-------- Data shown --------

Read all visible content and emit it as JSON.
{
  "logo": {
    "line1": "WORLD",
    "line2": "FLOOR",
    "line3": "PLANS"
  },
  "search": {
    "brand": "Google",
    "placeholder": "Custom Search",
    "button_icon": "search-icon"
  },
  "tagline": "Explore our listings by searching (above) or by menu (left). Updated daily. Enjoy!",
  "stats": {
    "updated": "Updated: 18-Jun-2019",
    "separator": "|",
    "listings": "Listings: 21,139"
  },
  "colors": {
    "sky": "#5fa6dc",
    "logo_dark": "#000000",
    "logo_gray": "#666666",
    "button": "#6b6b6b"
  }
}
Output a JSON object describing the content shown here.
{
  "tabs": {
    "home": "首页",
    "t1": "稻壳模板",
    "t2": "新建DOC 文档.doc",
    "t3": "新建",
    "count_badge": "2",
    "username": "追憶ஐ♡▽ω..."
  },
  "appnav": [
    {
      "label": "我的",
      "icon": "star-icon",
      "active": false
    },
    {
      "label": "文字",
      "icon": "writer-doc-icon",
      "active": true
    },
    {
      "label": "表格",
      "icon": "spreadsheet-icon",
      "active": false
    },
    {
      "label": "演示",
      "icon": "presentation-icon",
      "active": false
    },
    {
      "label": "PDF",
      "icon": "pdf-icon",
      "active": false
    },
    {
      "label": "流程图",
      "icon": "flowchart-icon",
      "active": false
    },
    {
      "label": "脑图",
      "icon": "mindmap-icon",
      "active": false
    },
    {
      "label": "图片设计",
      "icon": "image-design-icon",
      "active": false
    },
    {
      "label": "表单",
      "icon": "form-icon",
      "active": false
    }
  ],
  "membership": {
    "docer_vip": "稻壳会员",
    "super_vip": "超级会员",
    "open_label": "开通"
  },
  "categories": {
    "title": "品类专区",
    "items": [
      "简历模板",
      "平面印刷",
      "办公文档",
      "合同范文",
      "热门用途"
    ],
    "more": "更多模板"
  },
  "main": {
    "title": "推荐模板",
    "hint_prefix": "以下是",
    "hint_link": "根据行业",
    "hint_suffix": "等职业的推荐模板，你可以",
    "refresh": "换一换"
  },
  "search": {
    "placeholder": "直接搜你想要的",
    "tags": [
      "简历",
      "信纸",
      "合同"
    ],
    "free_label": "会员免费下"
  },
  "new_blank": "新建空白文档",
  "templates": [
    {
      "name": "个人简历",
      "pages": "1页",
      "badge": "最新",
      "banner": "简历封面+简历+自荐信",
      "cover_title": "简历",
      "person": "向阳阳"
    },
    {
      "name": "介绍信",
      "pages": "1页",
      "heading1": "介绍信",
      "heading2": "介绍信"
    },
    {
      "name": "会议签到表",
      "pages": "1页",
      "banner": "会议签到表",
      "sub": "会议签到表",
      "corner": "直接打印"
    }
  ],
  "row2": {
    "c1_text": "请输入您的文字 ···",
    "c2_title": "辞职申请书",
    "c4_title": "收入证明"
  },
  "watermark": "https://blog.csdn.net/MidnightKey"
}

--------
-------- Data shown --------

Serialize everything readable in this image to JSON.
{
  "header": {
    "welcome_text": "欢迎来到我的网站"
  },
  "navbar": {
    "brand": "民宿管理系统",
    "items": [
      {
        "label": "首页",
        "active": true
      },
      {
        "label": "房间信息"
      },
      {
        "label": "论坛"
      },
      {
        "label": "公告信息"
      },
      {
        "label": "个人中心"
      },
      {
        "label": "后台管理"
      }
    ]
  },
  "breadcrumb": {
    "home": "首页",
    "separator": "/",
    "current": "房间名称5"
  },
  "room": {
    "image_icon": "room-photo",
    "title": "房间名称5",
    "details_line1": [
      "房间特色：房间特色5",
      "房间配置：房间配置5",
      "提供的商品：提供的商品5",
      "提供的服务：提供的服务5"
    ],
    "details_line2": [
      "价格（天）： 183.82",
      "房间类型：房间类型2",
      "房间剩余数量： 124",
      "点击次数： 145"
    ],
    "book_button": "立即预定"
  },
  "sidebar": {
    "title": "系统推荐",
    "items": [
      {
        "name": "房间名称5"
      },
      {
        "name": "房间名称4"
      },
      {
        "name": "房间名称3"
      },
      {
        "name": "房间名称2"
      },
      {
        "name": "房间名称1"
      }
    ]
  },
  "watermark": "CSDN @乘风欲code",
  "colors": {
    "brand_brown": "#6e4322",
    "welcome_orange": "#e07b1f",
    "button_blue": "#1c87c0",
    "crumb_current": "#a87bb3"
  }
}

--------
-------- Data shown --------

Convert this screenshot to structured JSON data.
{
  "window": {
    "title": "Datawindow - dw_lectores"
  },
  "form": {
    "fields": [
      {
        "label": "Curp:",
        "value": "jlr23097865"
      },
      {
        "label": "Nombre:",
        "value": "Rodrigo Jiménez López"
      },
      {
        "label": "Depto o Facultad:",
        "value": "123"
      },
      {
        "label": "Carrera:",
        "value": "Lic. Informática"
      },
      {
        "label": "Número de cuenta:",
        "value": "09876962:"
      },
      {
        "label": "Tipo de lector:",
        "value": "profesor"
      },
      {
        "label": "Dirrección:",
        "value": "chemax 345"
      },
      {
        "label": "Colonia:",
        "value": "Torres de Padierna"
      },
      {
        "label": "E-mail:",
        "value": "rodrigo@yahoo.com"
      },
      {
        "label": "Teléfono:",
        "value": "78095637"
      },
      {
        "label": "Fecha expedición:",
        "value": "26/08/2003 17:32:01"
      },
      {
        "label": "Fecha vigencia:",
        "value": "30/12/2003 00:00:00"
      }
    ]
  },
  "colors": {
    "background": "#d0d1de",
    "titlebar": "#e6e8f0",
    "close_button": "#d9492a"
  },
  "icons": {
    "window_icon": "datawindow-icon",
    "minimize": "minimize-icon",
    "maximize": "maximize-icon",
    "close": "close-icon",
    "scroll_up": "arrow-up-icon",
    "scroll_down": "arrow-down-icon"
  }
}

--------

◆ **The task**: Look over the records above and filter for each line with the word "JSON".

◆ **Expected answer**:
Read all visible content and emit it as JSON.
Output a JSON object describing the content shown here.
Serialize everything readable in this image to JSON.
Convert this screenshot to structured JSON data.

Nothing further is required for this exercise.